Airlines are using sensors, digital simulations, and more to reduce time on the ground and get ahead of operational failures.
Advanced analytics and predictive maintenance software have emerged as important tools for airlines to cut costs and run on time.
For airlines operating in the Covid-19 era, this is more important than ever. With fewer flights and passenger health at stake, sitting on the tarmac now has an outsized impact on both the bottom line and on customer trust.
Maintenance, repair, and overhaul (MRO) is a critical lever for airlines to avoid delays and drive down overhead. However, 30% of total delay time in the aviation industry is due to unexpected maintenance issues, often with no clear early indication of where failure occurred.

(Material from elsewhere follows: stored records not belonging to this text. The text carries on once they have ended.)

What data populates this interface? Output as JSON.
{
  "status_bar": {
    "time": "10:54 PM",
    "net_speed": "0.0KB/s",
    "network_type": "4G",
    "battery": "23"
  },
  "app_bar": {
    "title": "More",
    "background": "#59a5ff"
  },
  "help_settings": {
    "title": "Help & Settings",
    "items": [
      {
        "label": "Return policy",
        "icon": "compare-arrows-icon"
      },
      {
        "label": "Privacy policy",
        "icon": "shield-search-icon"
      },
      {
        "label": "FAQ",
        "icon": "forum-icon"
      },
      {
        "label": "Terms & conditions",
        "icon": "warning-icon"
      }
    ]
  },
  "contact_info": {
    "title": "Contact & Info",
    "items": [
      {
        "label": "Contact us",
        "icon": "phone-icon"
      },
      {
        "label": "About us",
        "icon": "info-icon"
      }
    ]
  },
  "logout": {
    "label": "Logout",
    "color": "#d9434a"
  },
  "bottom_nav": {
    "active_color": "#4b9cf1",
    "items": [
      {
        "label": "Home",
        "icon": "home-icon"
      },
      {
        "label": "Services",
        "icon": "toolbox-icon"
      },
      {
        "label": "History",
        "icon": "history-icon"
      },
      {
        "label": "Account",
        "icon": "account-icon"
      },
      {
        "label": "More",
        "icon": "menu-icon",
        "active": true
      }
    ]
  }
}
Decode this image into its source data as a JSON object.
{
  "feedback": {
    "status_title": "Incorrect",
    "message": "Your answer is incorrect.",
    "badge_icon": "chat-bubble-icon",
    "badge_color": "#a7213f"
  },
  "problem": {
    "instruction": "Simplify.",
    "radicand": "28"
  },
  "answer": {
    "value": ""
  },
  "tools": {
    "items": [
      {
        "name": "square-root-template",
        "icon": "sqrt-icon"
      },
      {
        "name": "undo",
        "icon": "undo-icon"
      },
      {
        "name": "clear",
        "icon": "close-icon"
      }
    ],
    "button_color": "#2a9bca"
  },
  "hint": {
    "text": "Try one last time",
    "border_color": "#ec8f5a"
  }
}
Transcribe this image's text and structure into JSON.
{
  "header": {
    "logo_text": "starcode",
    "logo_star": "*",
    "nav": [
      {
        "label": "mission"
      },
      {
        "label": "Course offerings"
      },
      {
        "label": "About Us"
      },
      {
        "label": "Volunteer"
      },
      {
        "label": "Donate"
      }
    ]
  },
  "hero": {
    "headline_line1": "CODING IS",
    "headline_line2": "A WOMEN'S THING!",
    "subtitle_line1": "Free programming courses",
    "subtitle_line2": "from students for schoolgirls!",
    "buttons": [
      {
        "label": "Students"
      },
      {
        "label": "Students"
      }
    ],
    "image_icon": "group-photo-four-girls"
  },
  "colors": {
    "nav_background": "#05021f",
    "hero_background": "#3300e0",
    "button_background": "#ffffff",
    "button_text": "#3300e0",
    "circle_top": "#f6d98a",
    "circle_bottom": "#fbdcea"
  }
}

Now, airlines and MRO service providers are working to implement sensors, data warehouses, and digital models that predict equipment failures before they affect flight schedules.
Currently, activities like maintenance checkups, procurement, and tarmac services account for around 9% of airline operating costs, according to IATA. But data-forward solutions can pay dividends for airlines working to sustain passenger trust and keep costs down. Airlines that have invested in data-driven maintenance — like KLM — are already seeing returns, predicting issues up to 15 days ahead of time and cutting the necessary on-site part inventory in half.
Below, we used CB Insights data to look at the current state of analytics tools in MRO and where the space is headed next.
- Airlines can use plane sensor data to predict part failures, although isolating abnormalities close to real time remains challenging.
- The growing volume of historical data and increased digitization of MRO processes are creating opportunities for analytics software.
- Digital twins and manufacturing data collection will increasingly augment physical sensor models and open new opportunities for operational analysis.
Factors considered in plane maintenance typically include past part failures, usage loads, maintenance history, and more. Weather conditions and route fluctuations are tough to keep track of, and airlines need to accurately monitor a lot of information about the stresses on plane parts to meet safety standards.